## Exercise
Give back every line of the data exactly. Pictures are not part of the copy.

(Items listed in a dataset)
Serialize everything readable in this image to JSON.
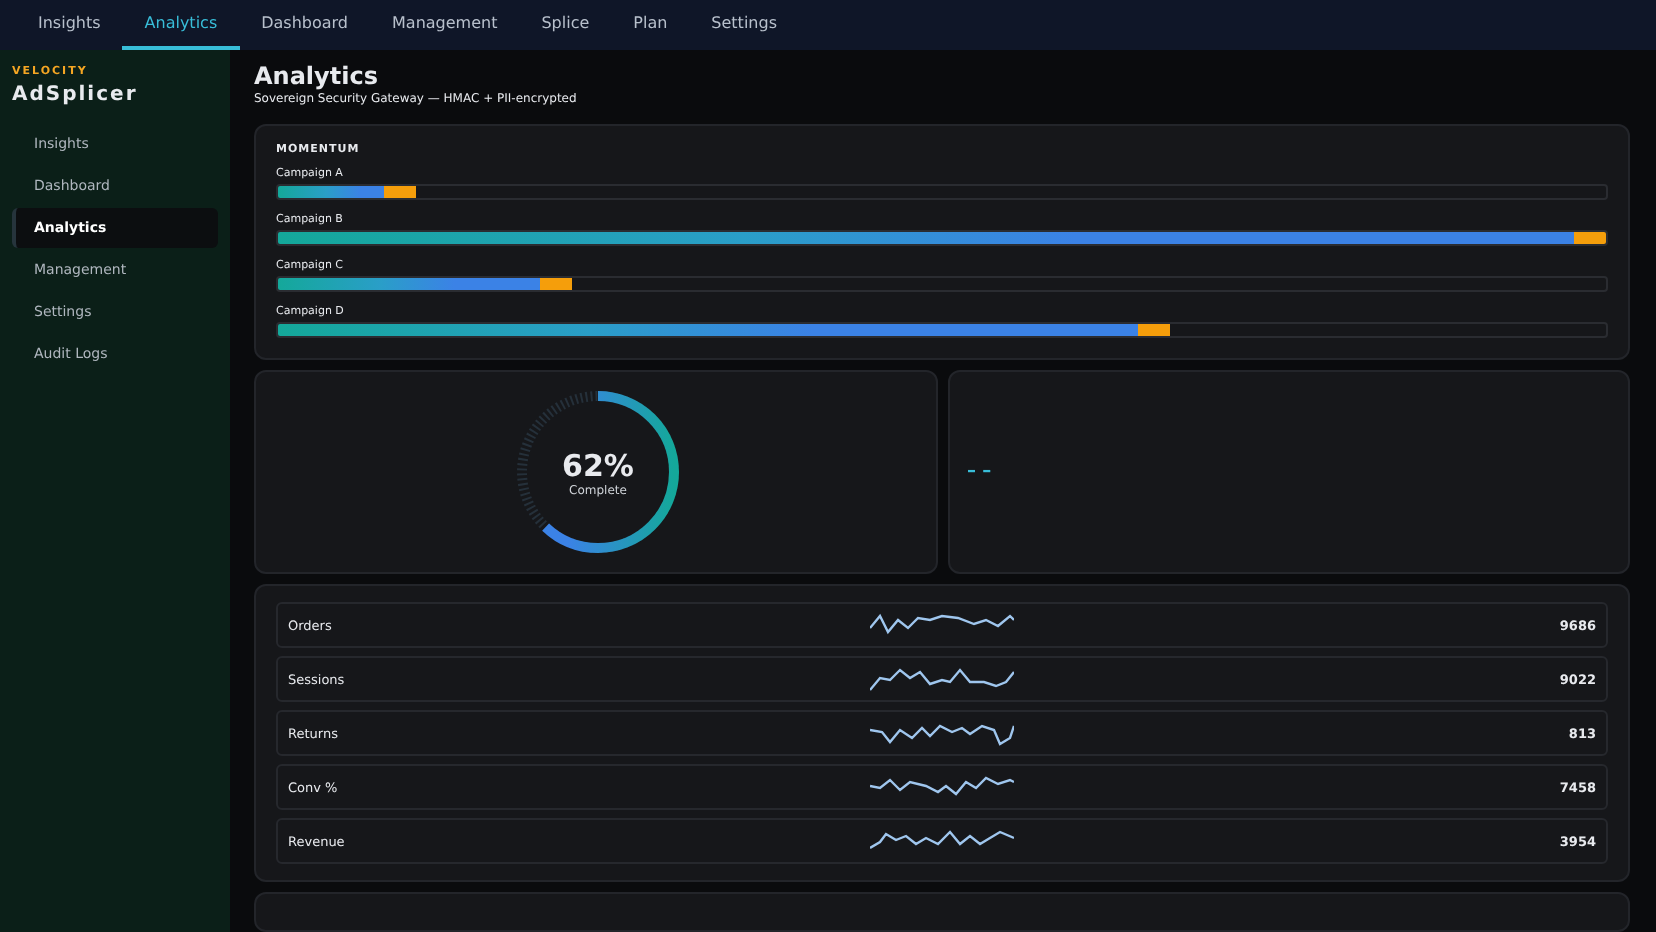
{
  "top_tabs": [
    {
      "label": "Insights",
      "selected": false
    },
    {
      "label": "Analytics",
      "selected": true
    },
    {
      "label": "Dashboard",
      "selected": false
    },
    {
      "label": "Management",
      "selected": false
    },
    {
      "label": "Splice",
      "selected": false
    },
    {
      "label": "Plan",
      "selected": false
    },
    {
      "label": "Settings",
      "selected": false
    }
  ],
  "sidebar": {
    "brand_kicker": "VELOCITY",
    "brand": "AdSplicer",
    "items": [
      {
        "label": "Insights",
        "selected": false
      },
      {
        "label": "Dashboard",
        "selected": false
      },
      {
        "label": "Analytics",
        "selected": true
      },
      {
        "label": "Management",
        "selected": false
      },
      {
        "label": "Settings",
        "selected": false
      },
      {
        "label": "Audit Logs",
        "selected": false
      }
    ]
  },
  "page": {
    "title": "Analytics",
    "subtitle": "Sovereign Security Gateway — HMAC + PII-encrypted"
  },
  "momentum": {
    "title": "MOMENTUM",
    "campaigns": [
      {
        "name": "Campaign A",
        "level": 0.104
      },
      {
        "name": "Campaign B",
        "level": 1.0
      },
      {
        "name": "Campaign C",
        "level": 0.222
      },
      {
        "name": "Campaign D",
        "level": 0.672
      }
    ]
  },
  "progress": {
    "level": 0.62,
    "value": "62%",
    "caption": "Complete"
  },
  "placeholder_panel": {
    "text": "– –"
  },
  "metrics": [
    {
      "label": "Orders",
      "value": "9686"
    },
    {
      "label": "Sessions",
      "value": "9022"
    },
    {
      "label": "Returns",
      "value": "813"
    },
    {
      "label": "Conv %",
      "value": "7458"
    },
    {
      "label": "Revenue",
      "value": "3954"
    }
  ]
}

## Answer below
Serialize everything readable in this image to JSON.
{
  "top_tabs": [
    {
      "label": "Insights",
      "selected": false
    },
    {
      "label": "Analytics",
      "selected": true
    },
    {
      "label": "Dashboard",
      "selected": false
    },
    {
      "label": "Management",
      "selected": false
    },
    {
      "label": "Splice",
      "selected": false
    },
    {
      "label": "Plan",
      "selected": false
    },
    {
      "label": "Settings",
      "selected": false
    }
  ],
  "sidebar": {
    "brand_kicker": "VELOCITY",
    "brand": "AdSplicer",
    "items": [
      {
        "label": "Insights",
        "selected": false
      },
      {
        "label": "Dashboard",
        "selected": false
      },
      {
        "label": "Analytics",
        "selected": true
      },
      {
        "label": "Management",
        "selected": false
      },
      {
        "label": "Settings",
        "selected": false
      },
      {
        "label": "Audit Logs",
        "selected": false
      }
    ]
  },
  "page": {
    "title": "Analytics",
    "subtitle": "Sovereign Security Gateway — HMAC + PII-encrypted"
  },
  "momentum": {
    "title": "MOMENTUM",
    "campaigns": [
      {
        "name": "Campaign A",
        "level": 0.104
      },
      {
        "name": "Campaign B",
        "level": 1.0
      },
      {
        "name": "Campaign C",
        "level": 0.222
      },
      {
        "name": "Campaign D",
        "level": 0.672
      }
    ]
  },
  "progress": {
    "level": 0.62,
    "value": "62%",
    "caption": "Complete"
  },
  "placeholder_panel": {
    "text": "– –"
  },
  "metrics": [
    {
      "label": "Orders",
      "value": "9686"
    },
    {
      "label": "Sessions",
      "value": "9022"
    },
    {
      "label": "Returns",
      "value": "813"
    },
    {
      "label": "Conv %",
      "value": "7458"
    },
    {
      "label": "Revenue",
      "value": "3954"
    }
  ]
}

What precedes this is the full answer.